◆ Work item ◆
Count every line below that contains "source", then state the total with no other output.

------------

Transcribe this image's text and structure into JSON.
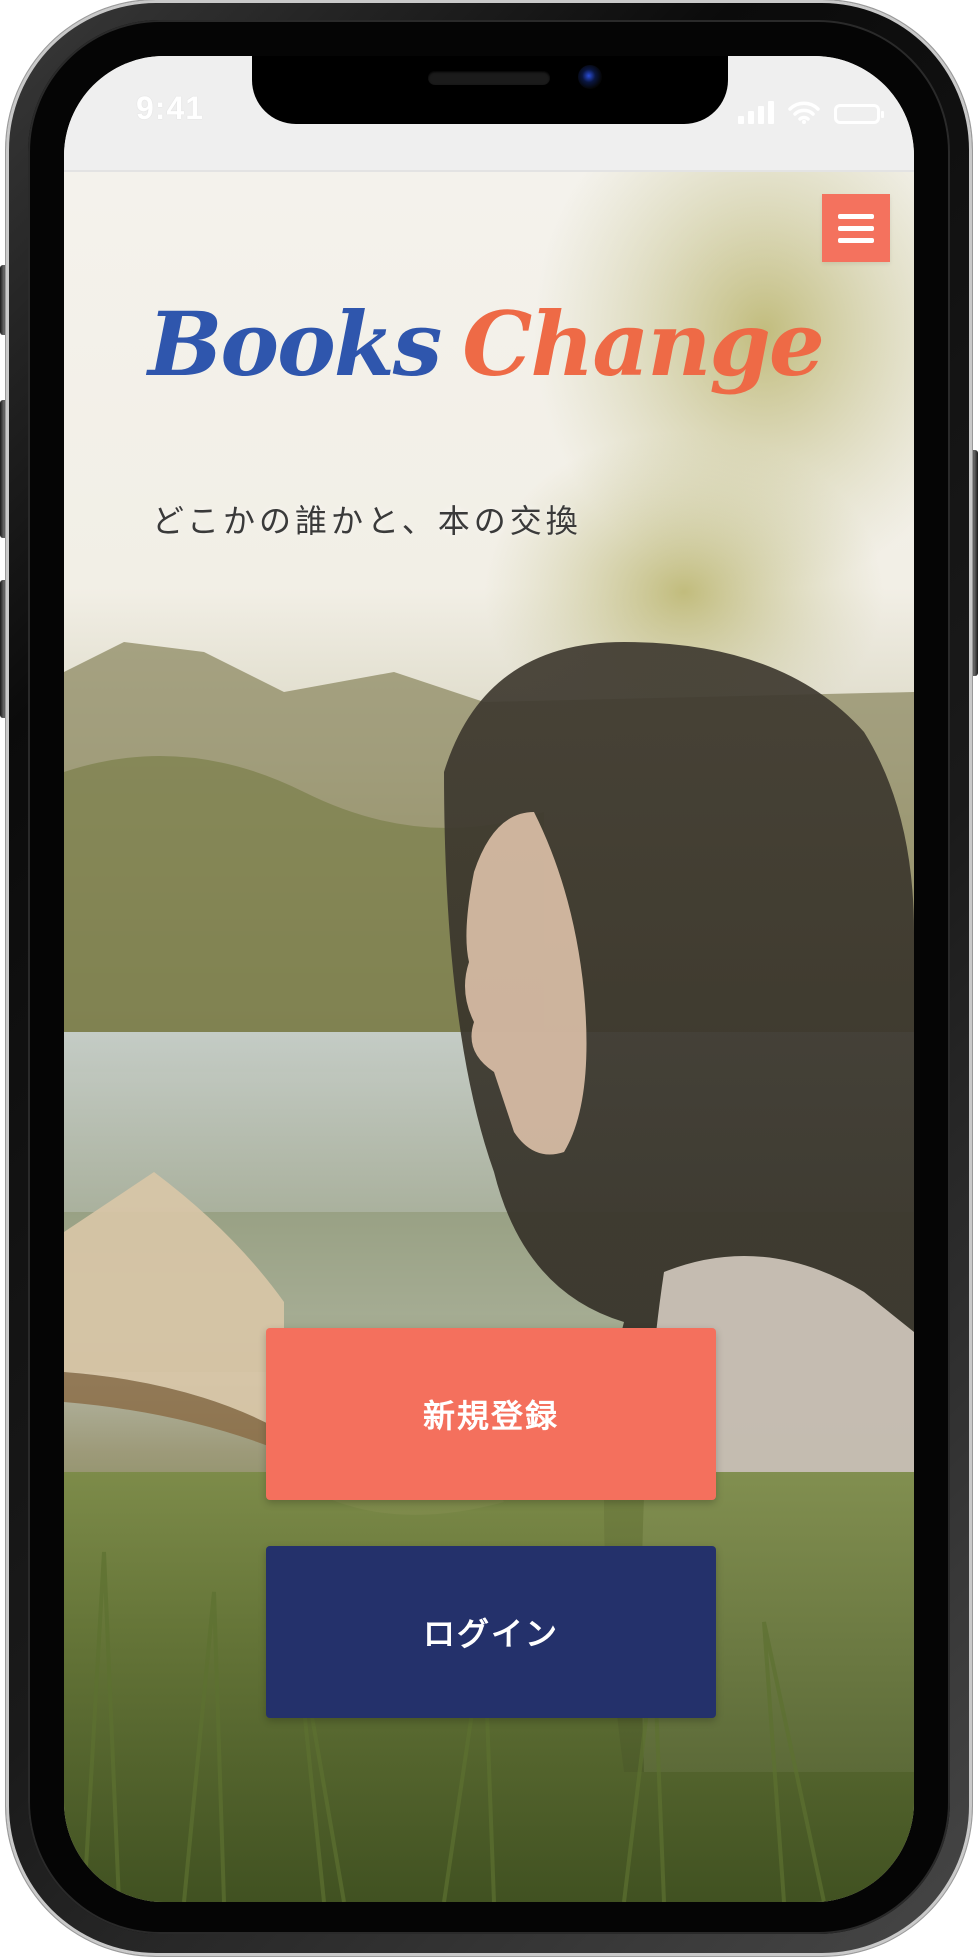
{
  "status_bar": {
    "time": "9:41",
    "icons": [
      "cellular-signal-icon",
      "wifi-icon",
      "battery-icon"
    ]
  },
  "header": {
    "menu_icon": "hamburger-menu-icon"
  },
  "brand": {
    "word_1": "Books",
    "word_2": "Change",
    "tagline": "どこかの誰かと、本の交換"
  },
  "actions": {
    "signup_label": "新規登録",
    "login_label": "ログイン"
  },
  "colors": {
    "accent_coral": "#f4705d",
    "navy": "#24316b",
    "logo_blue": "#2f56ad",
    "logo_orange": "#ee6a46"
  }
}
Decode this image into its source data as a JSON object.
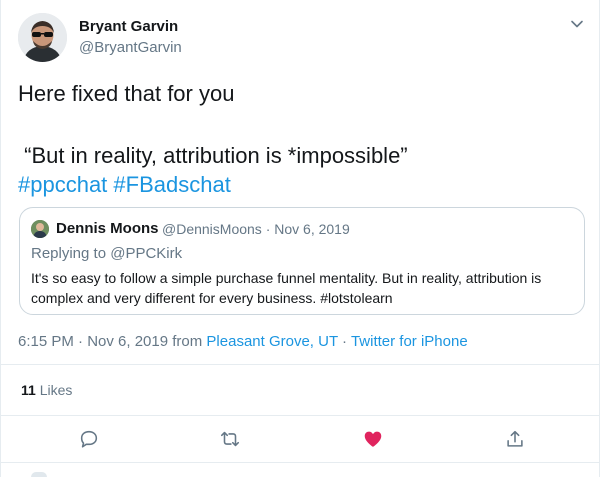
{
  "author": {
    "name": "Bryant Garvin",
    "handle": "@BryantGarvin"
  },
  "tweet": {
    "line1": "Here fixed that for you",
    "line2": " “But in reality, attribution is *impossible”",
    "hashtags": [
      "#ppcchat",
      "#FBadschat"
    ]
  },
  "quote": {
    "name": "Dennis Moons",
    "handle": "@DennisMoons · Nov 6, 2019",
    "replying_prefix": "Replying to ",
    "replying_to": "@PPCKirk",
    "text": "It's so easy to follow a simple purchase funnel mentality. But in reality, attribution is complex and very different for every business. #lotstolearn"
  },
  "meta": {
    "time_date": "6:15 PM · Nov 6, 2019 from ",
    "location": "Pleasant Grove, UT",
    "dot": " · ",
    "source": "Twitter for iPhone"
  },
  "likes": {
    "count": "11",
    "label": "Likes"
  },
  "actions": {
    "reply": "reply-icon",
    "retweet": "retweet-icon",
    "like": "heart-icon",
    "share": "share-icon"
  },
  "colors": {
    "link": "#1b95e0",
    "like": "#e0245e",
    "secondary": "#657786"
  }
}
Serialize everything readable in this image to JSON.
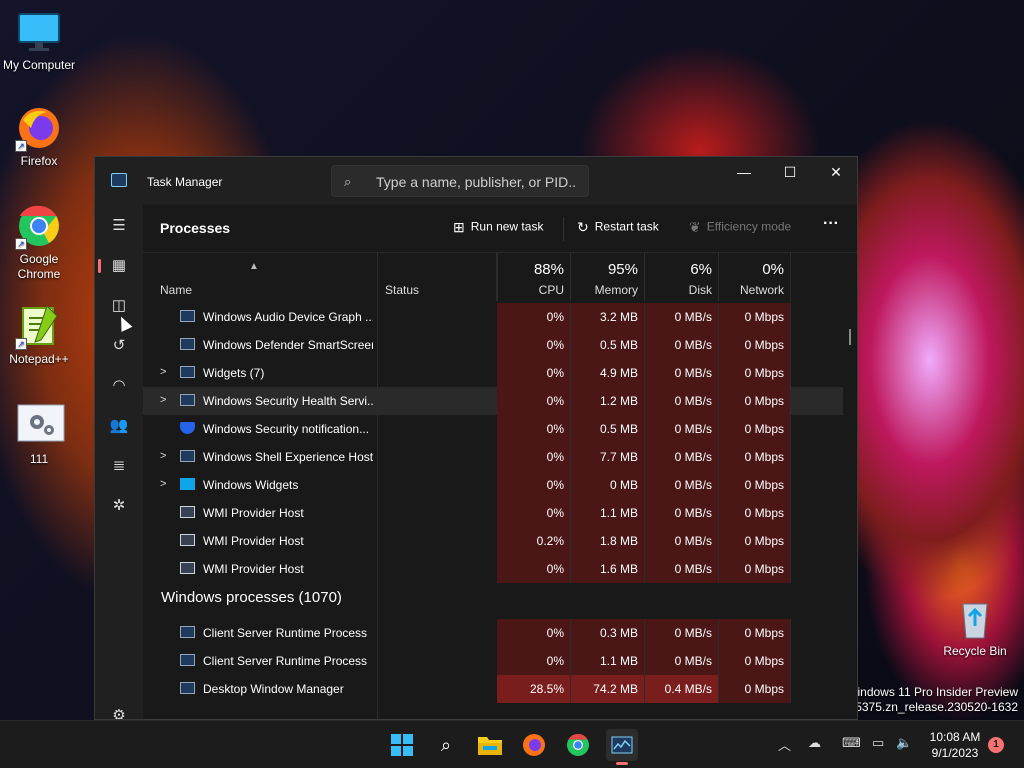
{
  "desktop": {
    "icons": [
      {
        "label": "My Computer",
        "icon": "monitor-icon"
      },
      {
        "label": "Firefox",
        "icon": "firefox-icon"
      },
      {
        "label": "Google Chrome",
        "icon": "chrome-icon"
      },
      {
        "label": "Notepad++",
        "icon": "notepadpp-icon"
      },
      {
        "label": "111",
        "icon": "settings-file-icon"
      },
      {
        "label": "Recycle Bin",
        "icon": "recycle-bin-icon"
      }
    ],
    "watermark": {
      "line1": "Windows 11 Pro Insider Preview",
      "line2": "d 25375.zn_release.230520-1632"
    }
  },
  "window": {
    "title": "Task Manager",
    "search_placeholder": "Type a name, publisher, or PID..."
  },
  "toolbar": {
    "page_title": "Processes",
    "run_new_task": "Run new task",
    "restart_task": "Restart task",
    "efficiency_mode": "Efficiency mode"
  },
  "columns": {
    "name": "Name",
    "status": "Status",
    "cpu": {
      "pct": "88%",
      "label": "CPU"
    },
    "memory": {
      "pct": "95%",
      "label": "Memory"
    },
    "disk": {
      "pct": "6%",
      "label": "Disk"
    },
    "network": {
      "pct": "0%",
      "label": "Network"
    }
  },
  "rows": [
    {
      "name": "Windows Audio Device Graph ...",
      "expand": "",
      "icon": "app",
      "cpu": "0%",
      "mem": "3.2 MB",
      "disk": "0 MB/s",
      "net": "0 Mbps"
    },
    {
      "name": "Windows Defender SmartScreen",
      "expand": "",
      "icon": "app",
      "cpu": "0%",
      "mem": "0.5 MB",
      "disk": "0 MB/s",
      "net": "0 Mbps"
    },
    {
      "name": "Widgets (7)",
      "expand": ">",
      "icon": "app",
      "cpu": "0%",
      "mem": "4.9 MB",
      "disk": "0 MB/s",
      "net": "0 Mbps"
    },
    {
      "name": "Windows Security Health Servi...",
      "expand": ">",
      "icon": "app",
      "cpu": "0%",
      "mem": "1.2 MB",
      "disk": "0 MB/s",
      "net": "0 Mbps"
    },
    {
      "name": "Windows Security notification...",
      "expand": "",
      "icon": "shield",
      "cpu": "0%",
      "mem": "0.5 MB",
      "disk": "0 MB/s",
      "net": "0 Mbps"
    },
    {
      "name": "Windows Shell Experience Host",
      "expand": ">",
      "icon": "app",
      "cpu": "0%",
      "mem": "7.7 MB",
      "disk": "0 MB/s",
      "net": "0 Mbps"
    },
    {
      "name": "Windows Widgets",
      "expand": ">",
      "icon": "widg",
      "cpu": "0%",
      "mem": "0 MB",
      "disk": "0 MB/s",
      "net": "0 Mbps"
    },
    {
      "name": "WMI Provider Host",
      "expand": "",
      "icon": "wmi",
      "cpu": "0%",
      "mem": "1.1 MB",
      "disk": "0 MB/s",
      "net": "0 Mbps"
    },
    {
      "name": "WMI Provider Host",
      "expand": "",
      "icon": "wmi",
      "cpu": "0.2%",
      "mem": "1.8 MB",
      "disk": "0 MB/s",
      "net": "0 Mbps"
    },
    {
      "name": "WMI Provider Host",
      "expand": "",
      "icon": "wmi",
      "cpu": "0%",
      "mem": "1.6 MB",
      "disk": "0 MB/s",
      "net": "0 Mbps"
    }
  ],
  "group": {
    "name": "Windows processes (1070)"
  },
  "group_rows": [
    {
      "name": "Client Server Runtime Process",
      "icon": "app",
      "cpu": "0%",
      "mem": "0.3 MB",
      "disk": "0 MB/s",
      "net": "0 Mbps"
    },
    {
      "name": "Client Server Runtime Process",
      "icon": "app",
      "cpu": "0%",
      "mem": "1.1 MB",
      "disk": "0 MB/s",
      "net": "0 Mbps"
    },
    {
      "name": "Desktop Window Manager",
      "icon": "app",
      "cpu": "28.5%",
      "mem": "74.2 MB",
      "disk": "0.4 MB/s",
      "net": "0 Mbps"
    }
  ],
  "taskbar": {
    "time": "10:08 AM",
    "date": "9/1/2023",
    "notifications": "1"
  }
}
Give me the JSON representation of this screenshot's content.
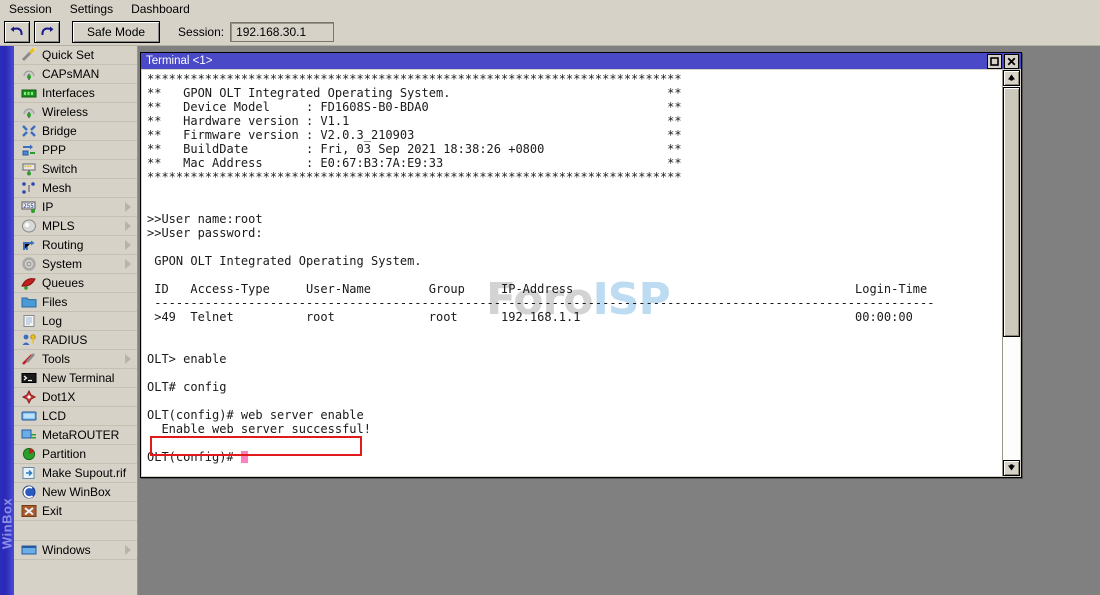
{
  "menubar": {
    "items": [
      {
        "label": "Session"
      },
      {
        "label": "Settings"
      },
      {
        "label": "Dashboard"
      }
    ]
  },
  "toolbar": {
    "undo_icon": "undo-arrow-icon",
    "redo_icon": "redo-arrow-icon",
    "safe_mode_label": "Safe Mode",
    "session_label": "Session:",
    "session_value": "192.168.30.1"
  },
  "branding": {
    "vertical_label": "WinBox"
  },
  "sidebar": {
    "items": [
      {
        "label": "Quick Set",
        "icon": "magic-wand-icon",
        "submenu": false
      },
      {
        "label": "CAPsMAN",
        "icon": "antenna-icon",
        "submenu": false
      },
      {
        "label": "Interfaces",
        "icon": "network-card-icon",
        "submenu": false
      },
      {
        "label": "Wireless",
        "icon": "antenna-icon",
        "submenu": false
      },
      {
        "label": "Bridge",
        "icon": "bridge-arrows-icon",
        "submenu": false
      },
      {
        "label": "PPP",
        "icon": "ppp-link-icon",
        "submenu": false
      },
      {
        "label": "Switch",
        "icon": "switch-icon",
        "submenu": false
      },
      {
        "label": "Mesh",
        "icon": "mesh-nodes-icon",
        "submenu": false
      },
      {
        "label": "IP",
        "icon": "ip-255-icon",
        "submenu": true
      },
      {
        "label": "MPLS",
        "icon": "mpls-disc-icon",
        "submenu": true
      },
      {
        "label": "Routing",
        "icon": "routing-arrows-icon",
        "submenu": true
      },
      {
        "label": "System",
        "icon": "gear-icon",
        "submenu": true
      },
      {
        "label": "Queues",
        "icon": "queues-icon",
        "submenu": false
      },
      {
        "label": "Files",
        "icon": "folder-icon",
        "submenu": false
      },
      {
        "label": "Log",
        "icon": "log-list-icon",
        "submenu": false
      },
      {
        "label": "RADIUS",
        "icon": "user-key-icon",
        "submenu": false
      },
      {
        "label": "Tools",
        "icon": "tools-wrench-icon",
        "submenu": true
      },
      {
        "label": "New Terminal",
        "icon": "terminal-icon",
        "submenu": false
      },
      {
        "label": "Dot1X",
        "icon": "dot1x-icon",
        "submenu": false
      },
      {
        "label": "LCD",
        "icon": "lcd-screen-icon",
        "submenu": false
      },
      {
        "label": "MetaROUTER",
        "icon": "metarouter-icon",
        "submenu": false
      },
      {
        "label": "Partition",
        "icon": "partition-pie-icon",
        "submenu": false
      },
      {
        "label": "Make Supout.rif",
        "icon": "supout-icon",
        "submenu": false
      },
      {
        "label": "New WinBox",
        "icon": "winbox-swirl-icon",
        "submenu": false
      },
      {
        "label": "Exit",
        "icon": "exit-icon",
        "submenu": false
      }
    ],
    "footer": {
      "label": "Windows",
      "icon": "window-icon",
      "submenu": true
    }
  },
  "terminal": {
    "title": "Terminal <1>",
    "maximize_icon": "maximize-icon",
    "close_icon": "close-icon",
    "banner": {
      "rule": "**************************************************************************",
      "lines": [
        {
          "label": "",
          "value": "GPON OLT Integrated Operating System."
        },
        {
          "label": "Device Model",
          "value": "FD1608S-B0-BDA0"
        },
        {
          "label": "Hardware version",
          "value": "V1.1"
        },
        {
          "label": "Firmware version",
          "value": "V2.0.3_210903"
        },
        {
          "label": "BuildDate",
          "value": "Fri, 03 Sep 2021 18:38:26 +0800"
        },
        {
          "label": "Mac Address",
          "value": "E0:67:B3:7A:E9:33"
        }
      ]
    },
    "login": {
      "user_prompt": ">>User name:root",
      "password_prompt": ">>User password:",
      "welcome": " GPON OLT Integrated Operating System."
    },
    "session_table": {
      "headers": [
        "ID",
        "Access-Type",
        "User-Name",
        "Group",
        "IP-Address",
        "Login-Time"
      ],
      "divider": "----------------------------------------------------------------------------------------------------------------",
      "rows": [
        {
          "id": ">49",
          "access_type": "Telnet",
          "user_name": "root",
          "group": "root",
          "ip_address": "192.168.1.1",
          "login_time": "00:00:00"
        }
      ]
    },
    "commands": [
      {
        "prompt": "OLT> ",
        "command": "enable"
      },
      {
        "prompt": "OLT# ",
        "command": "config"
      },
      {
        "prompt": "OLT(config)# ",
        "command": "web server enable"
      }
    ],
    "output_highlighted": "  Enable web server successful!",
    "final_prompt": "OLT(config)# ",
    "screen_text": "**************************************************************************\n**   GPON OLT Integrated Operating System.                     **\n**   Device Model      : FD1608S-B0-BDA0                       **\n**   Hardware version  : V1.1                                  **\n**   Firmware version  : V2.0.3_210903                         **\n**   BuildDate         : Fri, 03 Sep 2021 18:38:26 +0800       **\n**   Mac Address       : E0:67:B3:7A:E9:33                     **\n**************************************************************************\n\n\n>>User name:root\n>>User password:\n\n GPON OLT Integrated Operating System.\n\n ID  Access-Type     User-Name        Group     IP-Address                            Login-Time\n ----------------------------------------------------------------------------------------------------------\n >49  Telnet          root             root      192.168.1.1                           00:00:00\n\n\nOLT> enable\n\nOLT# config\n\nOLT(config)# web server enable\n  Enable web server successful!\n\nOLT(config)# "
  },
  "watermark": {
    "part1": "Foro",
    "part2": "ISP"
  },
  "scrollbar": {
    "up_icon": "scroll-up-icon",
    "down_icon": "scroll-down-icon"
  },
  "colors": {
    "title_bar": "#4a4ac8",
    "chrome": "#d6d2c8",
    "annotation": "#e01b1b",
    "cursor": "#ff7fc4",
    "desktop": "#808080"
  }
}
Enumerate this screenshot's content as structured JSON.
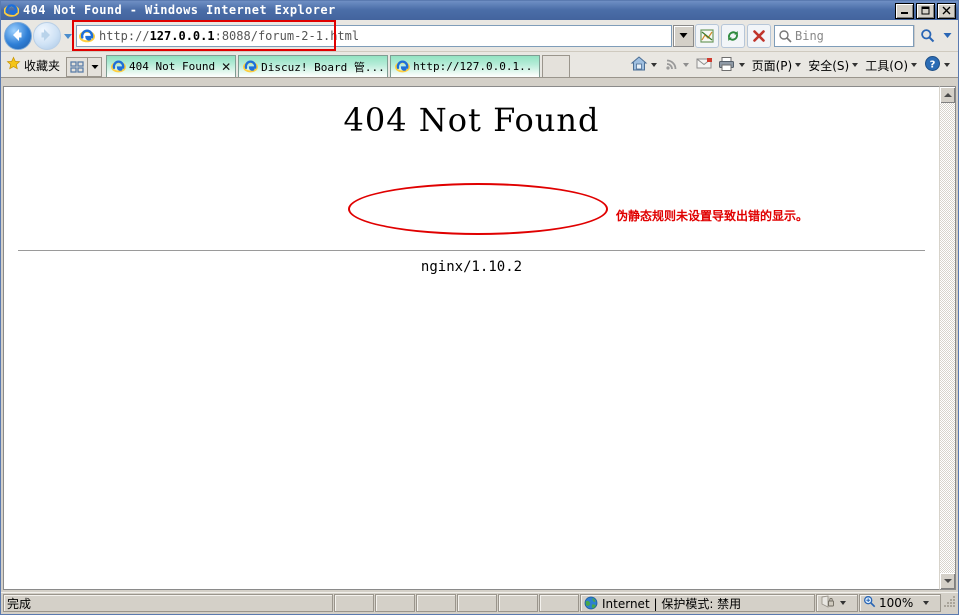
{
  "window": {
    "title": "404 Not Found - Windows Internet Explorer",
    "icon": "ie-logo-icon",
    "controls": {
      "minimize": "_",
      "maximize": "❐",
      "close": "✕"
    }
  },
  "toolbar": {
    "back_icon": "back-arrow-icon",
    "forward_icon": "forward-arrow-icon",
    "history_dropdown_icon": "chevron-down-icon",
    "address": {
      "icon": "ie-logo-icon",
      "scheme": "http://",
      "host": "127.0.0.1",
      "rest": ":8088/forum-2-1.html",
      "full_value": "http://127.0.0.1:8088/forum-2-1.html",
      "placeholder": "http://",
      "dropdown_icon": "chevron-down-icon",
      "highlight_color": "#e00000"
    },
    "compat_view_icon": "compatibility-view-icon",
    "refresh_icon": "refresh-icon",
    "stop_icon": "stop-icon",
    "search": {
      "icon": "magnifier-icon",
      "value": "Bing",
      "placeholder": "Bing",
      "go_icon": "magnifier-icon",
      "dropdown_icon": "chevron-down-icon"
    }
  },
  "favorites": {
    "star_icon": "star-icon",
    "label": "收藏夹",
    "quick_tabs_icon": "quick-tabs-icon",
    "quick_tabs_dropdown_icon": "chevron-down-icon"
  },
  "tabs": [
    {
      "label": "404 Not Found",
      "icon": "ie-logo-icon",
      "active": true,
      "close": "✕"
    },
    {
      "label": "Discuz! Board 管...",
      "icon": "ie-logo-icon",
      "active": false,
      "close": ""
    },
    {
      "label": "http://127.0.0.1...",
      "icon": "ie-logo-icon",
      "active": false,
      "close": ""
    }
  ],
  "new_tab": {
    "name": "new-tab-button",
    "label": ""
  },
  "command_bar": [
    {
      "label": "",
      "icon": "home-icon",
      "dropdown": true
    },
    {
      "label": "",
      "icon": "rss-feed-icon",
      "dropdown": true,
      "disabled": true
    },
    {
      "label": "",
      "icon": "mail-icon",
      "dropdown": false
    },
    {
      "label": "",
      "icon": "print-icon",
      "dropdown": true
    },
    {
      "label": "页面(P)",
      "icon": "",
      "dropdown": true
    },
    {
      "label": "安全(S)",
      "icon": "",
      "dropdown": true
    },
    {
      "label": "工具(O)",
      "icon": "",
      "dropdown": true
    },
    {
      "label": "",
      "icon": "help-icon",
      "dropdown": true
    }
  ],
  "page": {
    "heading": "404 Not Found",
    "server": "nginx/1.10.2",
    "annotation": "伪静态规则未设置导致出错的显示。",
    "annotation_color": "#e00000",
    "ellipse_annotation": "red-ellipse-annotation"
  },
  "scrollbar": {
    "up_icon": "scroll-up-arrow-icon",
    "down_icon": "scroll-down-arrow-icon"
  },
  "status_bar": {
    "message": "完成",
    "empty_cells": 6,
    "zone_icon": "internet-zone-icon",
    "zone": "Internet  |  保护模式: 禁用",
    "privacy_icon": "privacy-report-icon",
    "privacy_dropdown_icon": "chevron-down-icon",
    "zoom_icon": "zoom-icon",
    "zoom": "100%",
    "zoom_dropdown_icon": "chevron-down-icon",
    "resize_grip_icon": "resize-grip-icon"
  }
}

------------

◆ Output below ◆
2